**Your task:** Among the entries below, how many lines contain "half"? Answer with the number only.

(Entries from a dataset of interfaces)
>>
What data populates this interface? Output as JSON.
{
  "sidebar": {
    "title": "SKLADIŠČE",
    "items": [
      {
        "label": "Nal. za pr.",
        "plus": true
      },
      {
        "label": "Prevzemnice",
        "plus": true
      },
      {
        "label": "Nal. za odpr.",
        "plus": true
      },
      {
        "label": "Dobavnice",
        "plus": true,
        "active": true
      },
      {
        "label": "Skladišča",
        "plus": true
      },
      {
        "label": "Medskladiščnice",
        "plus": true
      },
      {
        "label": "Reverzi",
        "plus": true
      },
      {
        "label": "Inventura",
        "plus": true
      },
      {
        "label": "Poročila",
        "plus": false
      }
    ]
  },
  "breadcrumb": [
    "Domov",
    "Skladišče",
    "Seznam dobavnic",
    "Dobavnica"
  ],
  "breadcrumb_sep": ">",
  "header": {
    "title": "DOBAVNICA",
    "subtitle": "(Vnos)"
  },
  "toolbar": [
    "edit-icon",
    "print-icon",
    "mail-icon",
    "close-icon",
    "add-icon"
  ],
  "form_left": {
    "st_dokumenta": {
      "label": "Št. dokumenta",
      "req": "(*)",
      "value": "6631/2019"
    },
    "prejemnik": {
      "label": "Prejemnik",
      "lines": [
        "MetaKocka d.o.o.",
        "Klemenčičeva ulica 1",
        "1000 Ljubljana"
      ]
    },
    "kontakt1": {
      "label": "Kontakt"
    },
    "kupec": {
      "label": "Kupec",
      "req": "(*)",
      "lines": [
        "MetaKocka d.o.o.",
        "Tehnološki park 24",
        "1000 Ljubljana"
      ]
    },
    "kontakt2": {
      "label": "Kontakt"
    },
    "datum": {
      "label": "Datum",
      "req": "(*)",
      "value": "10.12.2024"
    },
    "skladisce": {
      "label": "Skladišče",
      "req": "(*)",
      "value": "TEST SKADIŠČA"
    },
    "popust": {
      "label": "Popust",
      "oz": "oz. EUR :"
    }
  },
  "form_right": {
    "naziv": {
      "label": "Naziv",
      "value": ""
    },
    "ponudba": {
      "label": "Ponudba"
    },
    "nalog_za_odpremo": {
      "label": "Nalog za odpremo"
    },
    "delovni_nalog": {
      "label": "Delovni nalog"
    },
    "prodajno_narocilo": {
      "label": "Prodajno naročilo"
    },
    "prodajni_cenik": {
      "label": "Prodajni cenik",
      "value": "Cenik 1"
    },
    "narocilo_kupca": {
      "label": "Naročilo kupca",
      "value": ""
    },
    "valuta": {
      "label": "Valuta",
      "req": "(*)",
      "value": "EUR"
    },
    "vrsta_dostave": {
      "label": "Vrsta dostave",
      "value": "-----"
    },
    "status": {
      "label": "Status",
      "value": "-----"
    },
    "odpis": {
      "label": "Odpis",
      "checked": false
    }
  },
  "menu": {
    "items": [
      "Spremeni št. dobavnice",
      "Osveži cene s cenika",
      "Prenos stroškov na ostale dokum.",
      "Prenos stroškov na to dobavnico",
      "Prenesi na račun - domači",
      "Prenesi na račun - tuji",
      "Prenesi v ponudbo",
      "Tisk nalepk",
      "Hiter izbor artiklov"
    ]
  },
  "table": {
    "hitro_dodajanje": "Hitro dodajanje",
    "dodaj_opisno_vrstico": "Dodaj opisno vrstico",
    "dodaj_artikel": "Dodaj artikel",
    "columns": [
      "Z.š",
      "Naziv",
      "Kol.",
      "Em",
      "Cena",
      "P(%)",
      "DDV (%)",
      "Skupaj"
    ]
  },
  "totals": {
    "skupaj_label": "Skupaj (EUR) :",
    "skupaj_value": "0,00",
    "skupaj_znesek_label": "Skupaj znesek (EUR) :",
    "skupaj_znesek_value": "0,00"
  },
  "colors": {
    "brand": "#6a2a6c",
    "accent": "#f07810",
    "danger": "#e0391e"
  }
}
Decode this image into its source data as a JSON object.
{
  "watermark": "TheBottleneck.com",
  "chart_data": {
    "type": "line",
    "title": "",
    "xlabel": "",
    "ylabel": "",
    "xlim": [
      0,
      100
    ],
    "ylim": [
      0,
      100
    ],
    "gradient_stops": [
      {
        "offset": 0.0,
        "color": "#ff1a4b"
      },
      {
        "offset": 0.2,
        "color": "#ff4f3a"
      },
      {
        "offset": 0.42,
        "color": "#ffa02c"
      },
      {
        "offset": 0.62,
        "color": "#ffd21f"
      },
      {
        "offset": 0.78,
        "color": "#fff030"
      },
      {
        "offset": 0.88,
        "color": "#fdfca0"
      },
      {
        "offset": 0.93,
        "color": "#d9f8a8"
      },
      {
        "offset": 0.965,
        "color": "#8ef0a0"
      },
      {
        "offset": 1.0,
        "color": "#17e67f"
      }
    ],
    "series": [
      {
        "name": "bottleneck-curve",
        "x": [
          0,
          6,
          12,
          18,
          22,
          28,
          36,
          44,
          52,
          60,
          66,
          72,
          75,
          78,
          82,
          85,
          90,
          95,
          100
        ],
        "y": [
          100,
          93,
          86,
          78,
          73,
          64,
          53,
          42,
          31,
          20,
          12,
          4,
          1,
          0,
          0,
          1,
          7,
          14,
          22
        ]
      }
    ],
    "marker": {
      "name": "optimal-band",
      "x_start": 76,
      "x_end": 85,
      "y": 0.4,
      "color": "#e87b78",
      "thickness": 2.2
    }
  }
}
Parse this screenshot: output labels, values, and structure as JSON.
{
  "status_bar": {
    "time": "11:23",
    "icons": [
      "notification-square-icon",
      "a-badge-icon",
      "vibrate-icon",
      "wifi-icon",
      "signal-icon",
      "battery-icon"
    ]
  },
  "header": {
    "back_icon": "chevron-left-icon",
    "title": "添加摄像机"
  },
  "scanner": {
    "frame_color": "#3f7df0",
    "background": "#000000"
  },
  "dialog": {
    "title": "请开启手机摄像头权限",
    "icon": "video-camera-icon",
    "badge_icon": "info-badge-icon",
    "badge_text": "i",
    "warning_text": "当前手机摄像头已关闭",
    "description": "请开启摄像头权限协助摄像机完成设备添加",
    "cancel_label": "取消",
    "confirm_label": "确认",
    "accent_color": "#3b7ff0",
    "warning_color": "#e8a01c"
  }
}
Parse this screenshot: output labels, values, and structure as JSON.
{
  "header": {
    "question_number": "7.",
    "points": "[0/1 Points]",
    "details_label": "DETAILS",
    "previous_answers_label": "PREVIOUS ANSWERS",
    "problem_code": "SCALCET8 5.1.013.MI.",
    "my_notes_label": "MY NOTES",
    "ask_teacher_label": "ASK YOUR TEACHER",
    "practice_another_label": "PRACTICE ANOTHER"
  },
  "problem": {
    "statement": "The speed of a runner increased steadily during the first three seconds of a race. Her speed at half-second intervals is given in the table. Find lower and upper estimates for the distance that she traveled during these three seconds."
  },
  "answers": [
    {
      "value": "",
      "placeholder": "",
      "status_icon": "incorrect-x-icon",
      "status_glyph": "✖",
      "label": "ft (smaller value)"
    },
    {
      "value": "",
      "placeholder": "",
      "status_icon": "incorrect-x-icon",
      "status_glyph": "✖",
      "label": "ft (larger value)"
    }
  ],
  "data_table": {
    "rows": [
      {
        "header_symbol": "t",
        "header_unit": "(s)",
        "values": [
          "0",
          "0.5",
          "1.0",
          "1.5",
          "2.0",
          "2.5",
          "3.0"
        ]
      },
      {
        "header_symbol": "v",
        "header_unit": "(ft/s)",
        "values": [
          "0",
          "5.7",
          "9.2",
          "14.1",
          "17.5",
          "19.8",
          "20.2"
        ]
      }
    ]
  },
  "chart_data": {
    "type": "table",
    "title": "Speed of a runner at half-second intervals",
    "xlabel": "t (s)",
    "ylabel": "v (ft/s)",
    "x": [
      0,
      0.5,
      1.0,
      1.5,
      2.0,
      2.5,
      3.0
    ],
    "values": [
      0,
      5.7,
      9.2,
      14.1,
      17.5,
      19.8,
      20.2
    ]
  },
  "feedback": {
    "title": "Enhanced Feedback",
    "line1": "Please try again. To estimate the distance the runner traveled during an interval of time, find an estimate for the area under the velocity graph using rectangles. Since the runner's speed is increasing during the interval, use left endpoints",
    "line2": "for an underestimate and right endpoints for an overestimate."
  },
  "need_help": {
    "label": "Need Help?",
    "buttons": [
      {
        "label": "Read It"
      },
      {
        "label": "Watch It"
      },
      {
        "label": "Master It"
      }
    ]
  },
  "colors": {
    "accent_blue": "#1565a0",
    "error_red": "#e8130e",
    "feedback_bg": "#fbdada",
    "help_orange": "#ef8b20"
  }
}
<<
**Task result:** 2